Oh, I Could Just Die!
(First published in the November 2003
Sauk Centre Knights of Columbus Bulletin)
Down in Florida, there's a man with a
girlfriend. She's already had one of his babies, and is carrying
another. Word is, they want to
get married. Just one problem: he's
already married. And getting a divorce might be awkward, since his wife
is in a hospital and not at all well. She's been that way since 1990.
Happily for the two lovebirds, there's a
simple solution. He says that his wife would rather die than go on
living this way, has the doctors stop giving her food and water.
Once her tongue cracks, skin peels, and a
vital organ or two fails, he is free. Even better, he gets whatever is
left of the $750,000 medical malpractice award. That money was for her
Not much money has been wasted on her
rehabilitation. Hey, she's in a "vegetative state," so why bother?
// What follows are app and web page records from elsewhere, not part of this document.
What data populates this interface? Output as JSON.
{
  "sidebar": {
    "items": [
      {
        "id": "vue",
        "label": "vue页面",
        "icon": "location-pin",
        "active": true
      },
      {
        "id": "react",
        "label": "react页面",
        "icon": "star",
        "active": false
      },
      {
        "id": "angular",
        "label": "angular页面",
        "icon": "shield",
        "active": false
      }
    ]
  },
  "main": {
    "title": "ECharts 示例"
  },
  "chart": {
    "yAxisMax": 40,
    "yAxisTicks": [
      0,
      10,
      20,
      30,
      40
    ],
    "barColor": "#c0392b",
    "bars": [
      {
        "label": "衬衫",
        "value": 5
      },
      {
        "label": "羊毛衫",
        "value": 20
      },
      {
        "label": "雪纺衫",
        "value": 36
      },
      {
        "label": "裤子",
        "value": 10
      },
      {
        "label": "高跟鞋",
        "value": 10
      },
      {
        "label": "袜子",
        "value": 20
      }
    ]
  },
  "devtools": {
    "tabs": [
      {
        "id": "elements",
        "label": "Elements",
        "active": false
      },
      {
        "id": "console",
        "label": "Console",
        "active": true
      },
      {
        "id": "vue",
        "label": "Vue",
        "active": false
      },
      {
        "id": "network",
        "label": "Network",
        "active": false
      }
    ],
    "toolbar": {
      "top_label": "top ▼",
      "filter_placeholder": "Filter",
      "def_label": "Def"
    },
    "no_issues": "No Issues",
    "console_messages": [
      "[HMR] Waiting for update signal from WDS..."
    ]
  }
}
So, with whatever is left from three
quarters of a million dollars, and a brand-new live-in with ready-made
family, everyone would have lived happily ever after.
Except for the guy's wife, Terri
Her parents said she didn't want to die, and raised a fuss. What will
happen to Terri is not certain. A judge and some medical experts say she
should be put through the agonies of death by starvation, but the
Florida legislature and governor are trying to stop this execution.
The point of all this is that with more
and more excuses to kill people who are inconvenient, getting some kind
of written legal protection is more important than ever.
Someone who is unable to speak, and can't
run away, can be killed. Legally. The legal term for what Terri's
husband is trying to do is "surrogacy." That's speaking on behalf of
someone who can't speak for themselves at the moment. ("Yes, doctor, mumsie would want to die, so I can inherit the estate while I'm still
young enough to enjoy it.")
This is very real. Arizona has county
officials called Public Fiduciaries who step in when someone gets quiet
and doesn't have friends or family nearby. The PF gets a doctor, and the
two can decide to stop "artificially feeding" someone. That could be
trouble, if you are in Arizona and get paralyzed.
This is a nation-wide problem, at least.
Medical "ethics" aren't what they used to be. It's been two decades now
since the American Medical Association scrapped the Hippocratic Oath,
with those inconvenient notions of not killing patients. This voice of
organized medicine has been pushing the idea of "withholding" medical
treatment for those who don't fit their ideals of health.
The new idea is that no one should have
to suffer a "quality of life" which is below some point. (I take this
personally: my "quality of life" is pretty low from an athlete's point
of view, but I'd rather keep breathing! — B. Gill)
Don't assume that every doctor will try
to keep you alive. Things
don't work that way any more. Some kind of written proof that you don't
want to be bumped off may be needed. In Minnesota, there is a Will to
Live Health Care Directive that can be written with – or without – a
This document will give the names
of people you trust who can speak for you, and describes what
treatment you do and don't want (and don't get sentimental: 'all
those tubes. kept me alive once, and I'm not sorry! B.G.). This will
help your family by making it clear what you actually want. The
National Right to Live Committee has more information. They can be found
on the Web at
www nrlc.org (click "Will to Live"). Or, write
Right to Life Committee
512 10th St. NW
Washington, DC 20004
(Facts from Fox News (www.foxnews.com), MCCL News October 2003, NRLC (www nrlc.org), and NewsMax (www.newsmax.com).)
Let's Hope This
One Stays Pretty and Healthy
January 22, 2006: The Associated Press
reported that Michael Schiavo married
Jodi Centonze. These two obviously like
each other, since they had two kids while Terri was hospitalized.
For her sake, considering how Mr.
Schiavo acted the last time his wife became bedridden, I hope that Jodi
remains healthy, active and attractive for many years to come.
And, for all our sakes, I hope that
more folks in this country can learn that it's not nice, or right, to
starve others to death.
Brian H. Gill
Brian H. Gill, Editor,
Sauk Centre K of C Bulletin